What is expected
Down to the last line below, repeat the entries word for word and drop the pictures.

Exercise materials
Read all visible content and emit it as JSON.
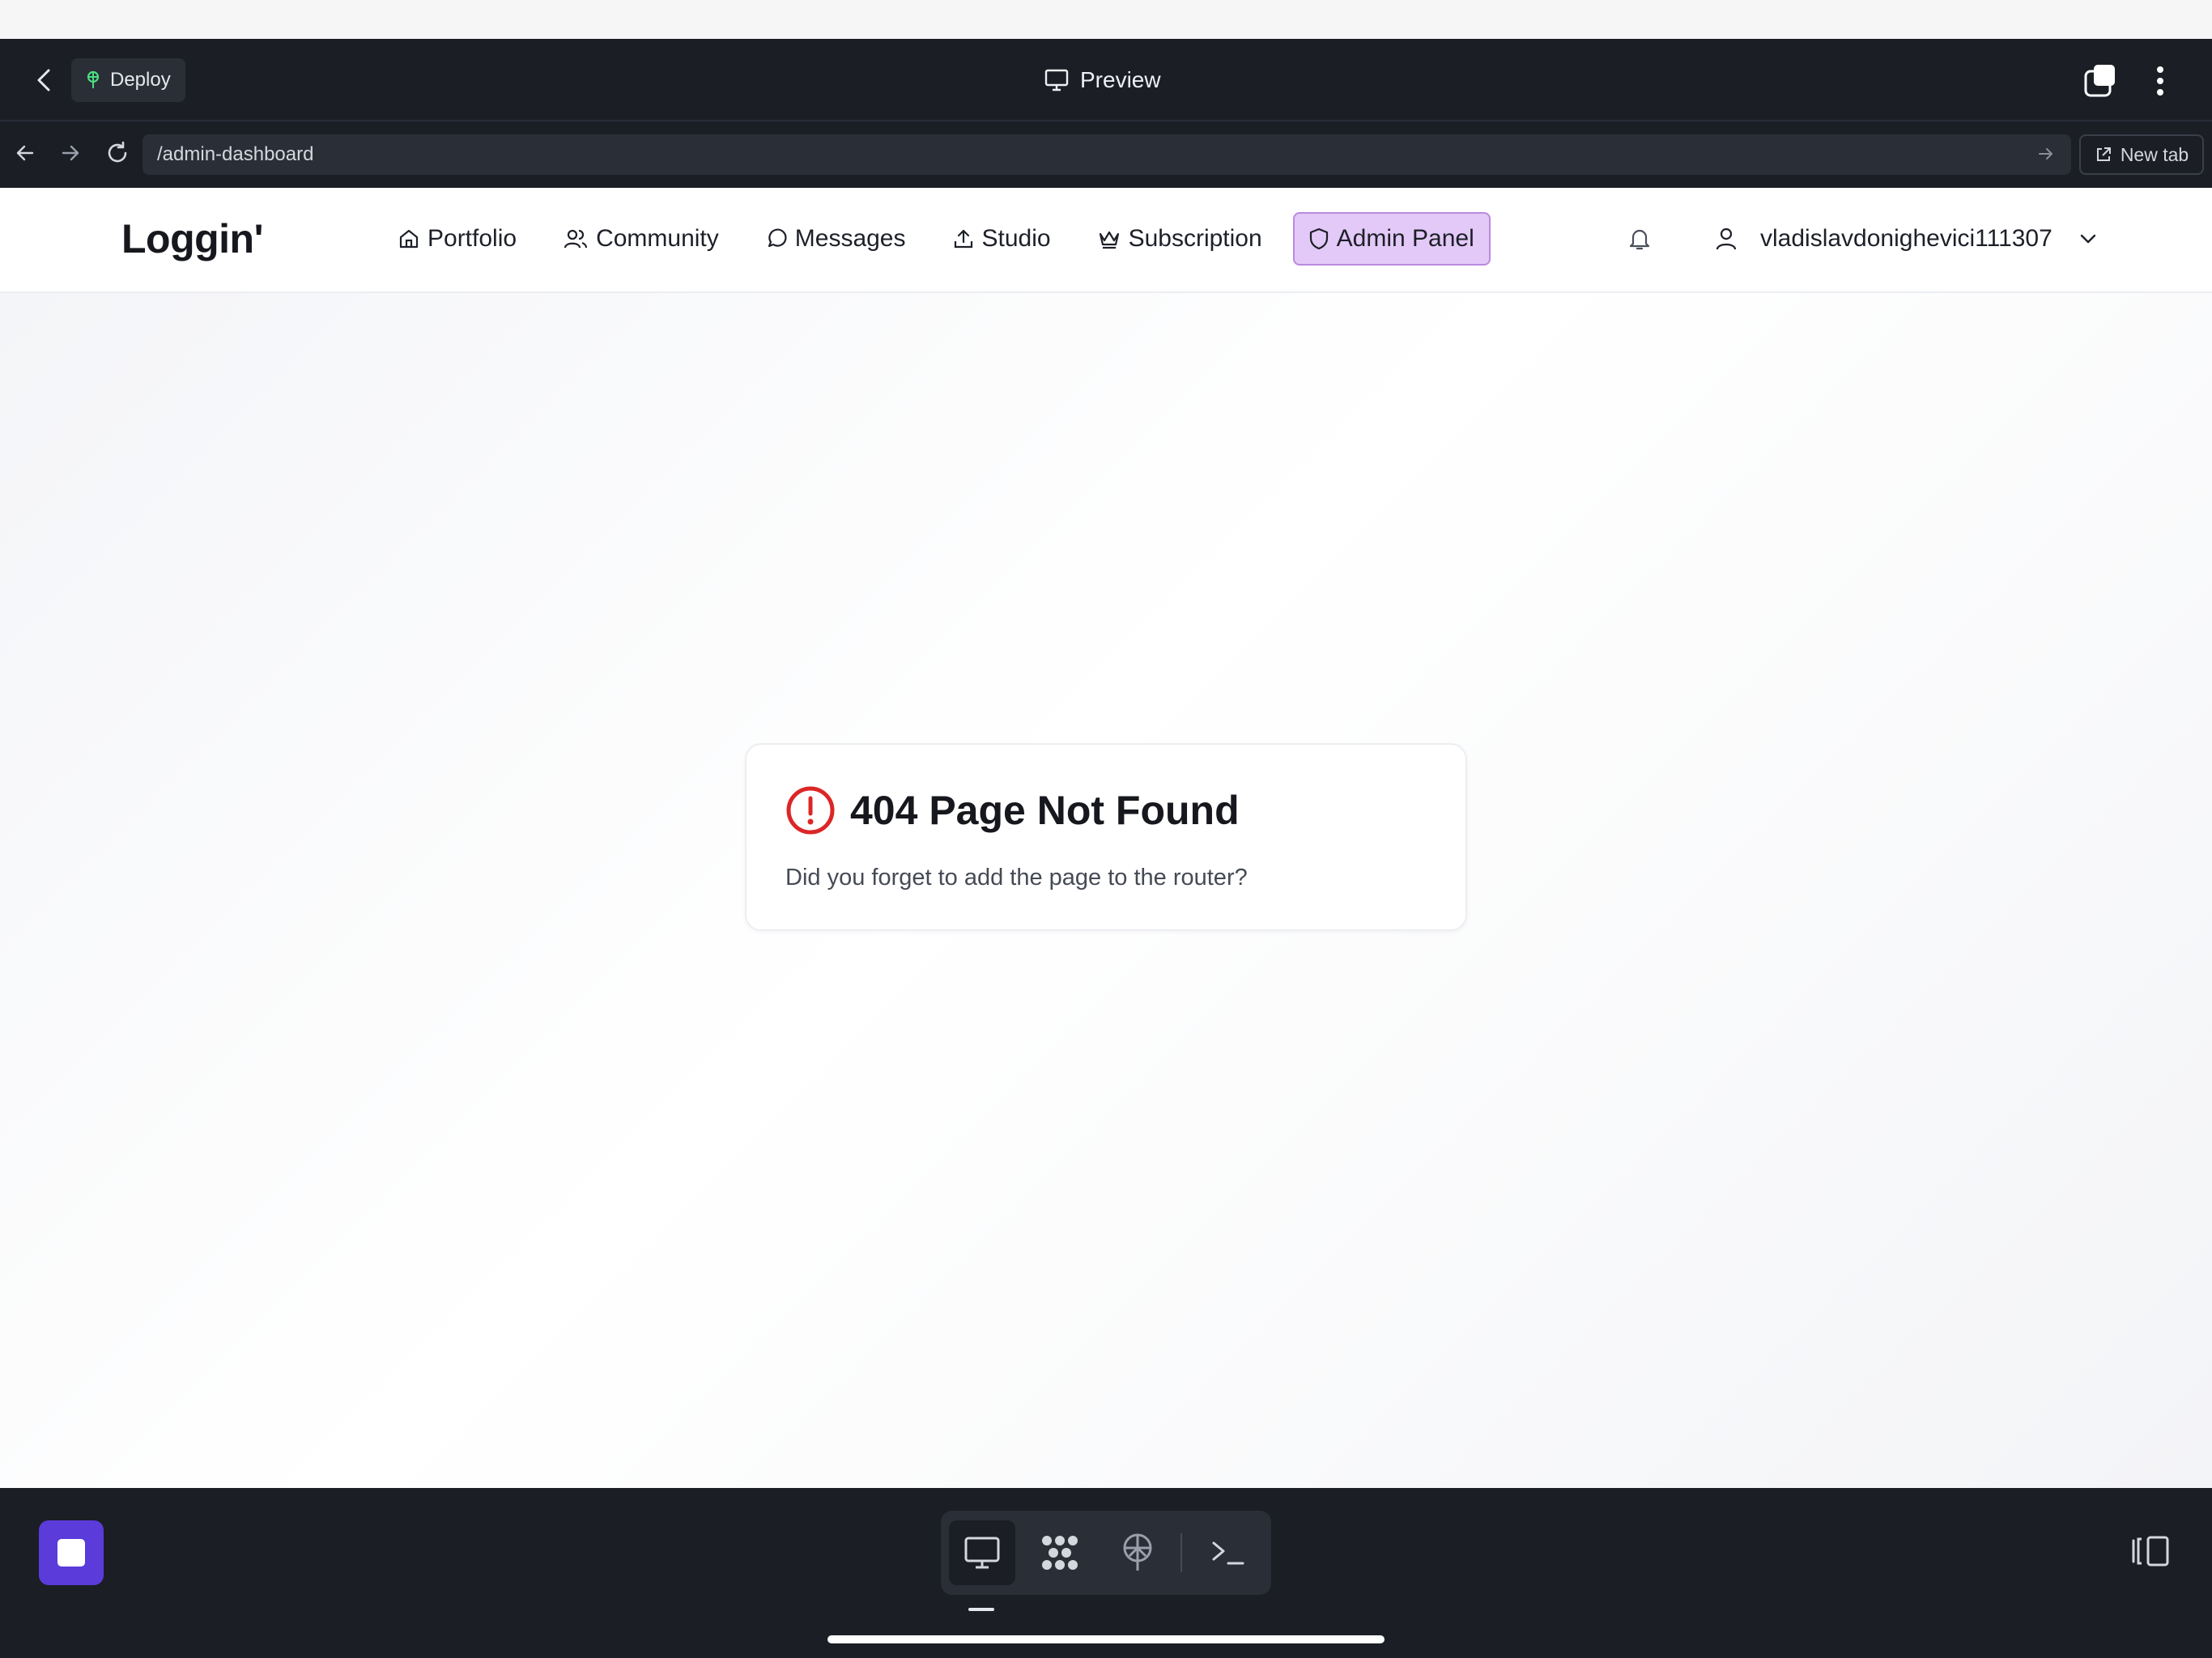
{
  "appbar": {
    "deploy_label": "Deploy",
    "preview_label": "Preview"
  },
  "urlbar": {
    "url": "/admin-dashboard",
    "new_tab_label": "New tab"
  },
  "site": {
    "logo": "Loggin'",
    "nav": [
      {
        "label": "Portfolio",
        "icon": "home-icon"
      },
      {
        "label": "Community",
        "icon": "users-icon"
      },
      {
        "label": "Messages",
        "icon": "message-circle-icon"
      },
      {
        "label": "Studio",
        "icon": "upload-icon"
      },
      {
        "label": "Subscription",
        "icon": "crown-icon"
      },
      {
        "label": "Admin Panel",
        "icon": "shield-icon",
        "active": true
      }
    ],
    "username": "vladislavdonighevici111307"
  },
  "error_card": {
    "title": "404 Page Not Found",
    "message": "Did you forget to add the page to the router?"
  },
  "colors": {
    "dark_bar": "#1b1e25",
    "accent_purple": "#5b3bd9",
    "active_nav_bg": "#e3c9f8",
    "error_red": "#dc2626",
    "deploy_green": "#4ade80"
  }
}
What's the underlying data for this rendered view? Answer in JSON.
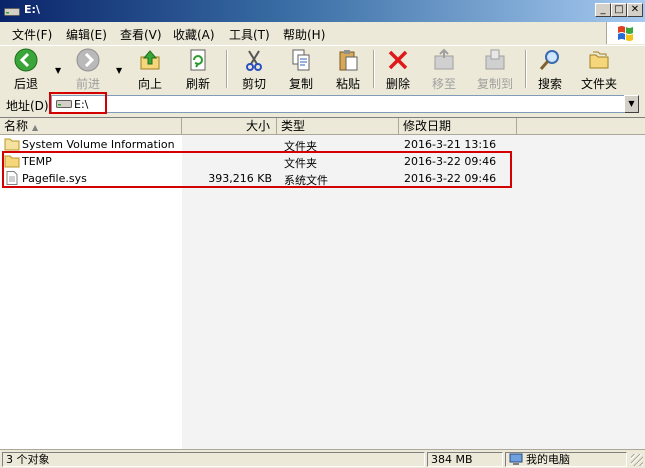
{
  "window": {
    "title": "E:\\"
  },
  "title_buttons": {
    "minimize": "_",
    "maximize": "□",
    "close": "✕"
  },
  "menu": [
    "文件(F)",
    "编辑(E)",
    "查看(V)",
    "收藏(A)",
    "工具(T)",
    "帮助(H)"
  ],
  "toolbar": {
    "back": "后退",
    "forward": "前进",
    "up": "向上",
    "refresh": "刷新",
    "cut": "剪切",
    "copy": "复制",
    "paste": "粘贴",
    "delete": "删除",
    "move_to": "移至",
    "copy_to": "复制到",
    "search": "搜索",
    "folders": "文件夹"
  },
  "address": {
    "label": "地址(D)",
    "value": "E:\\"
  },
  "columns": {
    "name": "名称",
    "size": "大小",
    "type": "类型",
    "modified": "修改日期"
  },
  "files": [
    {
      "name": "System Volume Information",
      "size": "",
      "type": "文件夹",
      "modified": "2016-3-21 13:16"
    },
    {
      "name": "TEMP",
      "size": "",
      "type": "文件夹",
      "modified": "2016-3-22 09:46"
    },
    {
      "name": "Pagefile.sys",
      "size": "393,216 KB",
      "type": "系统文件",
      "modified": "2016-3-22 09:46"
    }
  ],
  "status": {
    "objects": "3 个对象",
    "size": "384 MB",
    "location": "我的电脑"
  },
  "colors": {
    "highlight": "#d40000",
    "titlebar": "#0a246a",
    "folder": "#f5d67a"
  }
}
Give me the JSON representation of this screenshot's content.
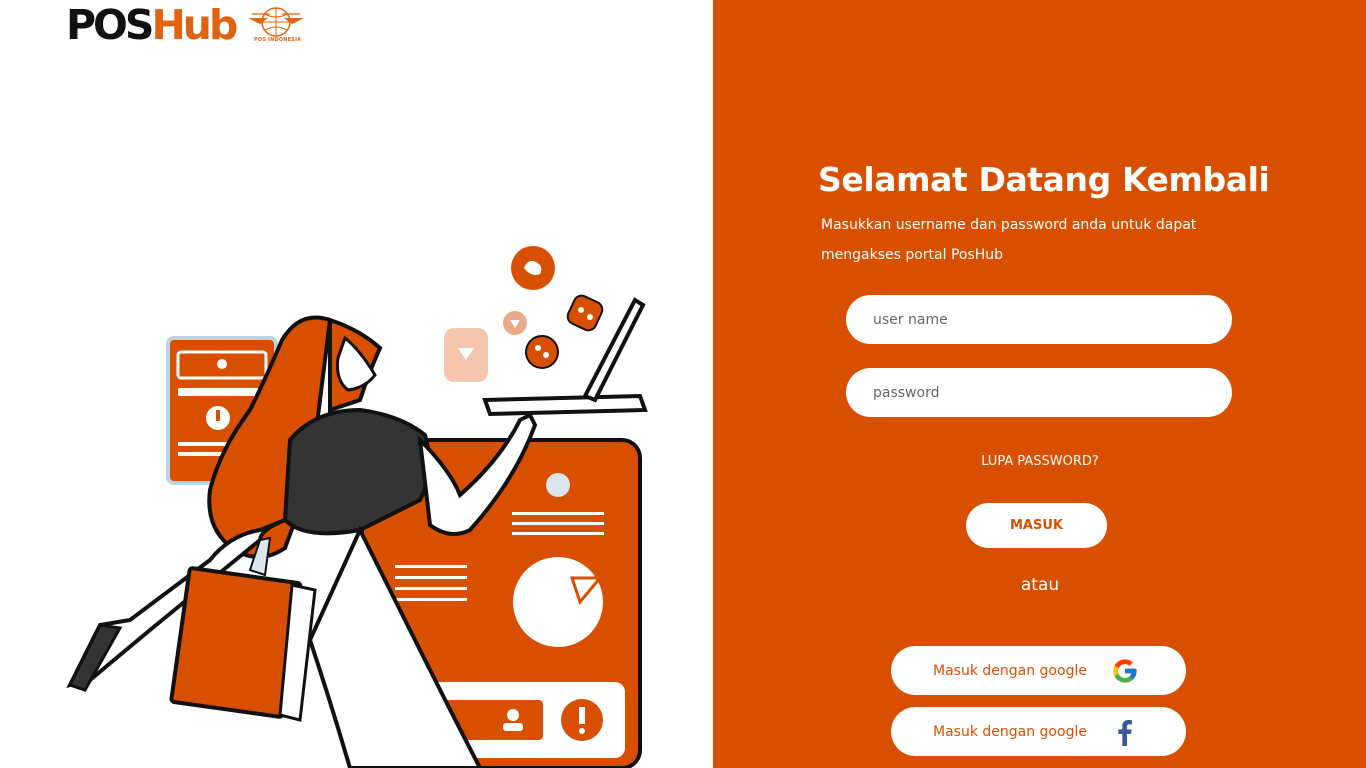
{
  "brand": {
    "logo_pos": "POS",
    "logo_hub": "Hub",
    "partner_label": "POS INDONESIA",
    "accent_color": "#d94f00"
  },
  "login": {
    "title": "Selamat Datang Kembali",
    "subtitle": "Masukkan username dan password anda untuk dapat mengakses portal PosHub",
    "username_placeholder": "user name",
    "username_value": "",
    "password_placeholder": "password",
    "password_value": "",
    "forgot_label": "LUPA PASSWORD?",
    "submit_label": "MASUK",
    "divider_label": "atau",
    "google_label": "Masuk dengan google",
    "facebook_label": "Masuk dengan google",
    "google_icon": "google-icon",
    "facebook_icon": "facebook-icon"
  }
}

Response to this task
Read all visible content and emit it as JSON.
{
  "appbar": {
    "deploy_label": "Deploy",
    "preview_label": "Preview"
  },
  "urlbar": {
    "url": "/admin-dashboard",
    "new_tab_label": "New tab"
  },
  "site": {
    "logo": "Loggin'",
    "nav": [
      {
        "label": "Portfolio",
        "icon": "home-icon"
      },
      {
        "label": "Community",
        "icon": "users-icon"
      },
      {
        "label": "Messages",
        "icon": "message-circle-icon"
      },
      {
        "label": "Studio",
        "icon": "upload-icon"
      },
      {
        "label": "Subscription",
        "icon": "crown-icon"
      },
      {
        "label": "Admin Panel",
        "icon": "shield-icon",
        "active": true
      }
    ],
    "username": "vladislavdonighevici111307"
  },
  "error_card": {
    "title": "404 Page Not Found",
    "message": "Did you forget to add the page to the router?"
  },
  "colors": {
    "dark_bar": "#1b1e25",
    "accent_purple": "#5b3bd9",
    "active_nav_bg": "#e3c9f8",
    "error_red": "#dc2626",
    "deploy_green": "#4ade80"
  }
}
What's the underlying data for this rendered view? Answer in JSON.
{
  "window": {
    "title": "E:\\"
  },
  "title_buttons": {
    "minimize": "_",
    "maximize": "□",
    "close": "✕"
  },
  "menu": [
    "文件(F)",
    "编辑(E)",
    "查看(V)",
    "收藏(A)",
    "工具(T)",
    "帮助(H)"
  ],
  "toolbar": {
    "back": "后退",
    "forward": "前进",
    "up": "向上",
    "refresh": "刷新",
    "cut": "剪切",
    "copy": "复制",
    "paste": "粘贴",
    "delete": "删除",
    "move_to": "移至",
    "copy_to": "复制到",
    "search": "搜索",
    "folders": "文件夹"
  },
  "address": {
    "label": "地址(D)",
    "value": "E:\\"
  },
  "columns": {
    "name": "名称",
    "size": "大小",
    "type": "类型",
    "modified": "修改日期"
  },
  "files": [
    {
      "name": "System Volume Information",
      "size": "",
      "type": "文件夹",
      "modified": "2016-3-21 13:16"
    },
    {
      "name": "TEMP",
      "size": "",
      "type": "文件夹",
      "modified": "2016-3-22 09:46"
    },
    {
      "name": "Pagefile.sys",
      "size": "393,216 KB",
      "type": "系统文件",
      "modified": "2016-3-22 09:46"
    }
  ],
  "status": {
    "objects": "3 个对象",
    "size": "384 MB",
    "location": "我的电脑"
  },
  "colors": {
    "highlight": "#d40000",
    "titlebar": "#0a246a",
    "folder": "#f5d67a"
  }
}
Give me the JSON representation of this screenshot's content.
{
  "brand": {
    "logo_pos": "POS",
    "logo_hub": "Hub",
    "partner_label": "POS INDONESIA",
    "accent_color": "#d94f00"
  },
  "login": {
    "title": "Selamat Datang Kembali",
    "subtitle": "Masukkan username dan password anda untuk dapat mengakses portal PosHub",
    "username_placeholder": "user name",
    "username_value": "",
    "password_placeholder": "password",
    "password_value": "",
    "forgot_label": "LUPA PASSWORD?",
    "submit_label": "MASUK",
    "divider_label": "atau",
    "google_label": "Masuk dengan google",
    "facebook_label": "Masuk dengan google",
    "google_icon": "google-icon",
    "facebook_icon": "facebook-icon"
  }
}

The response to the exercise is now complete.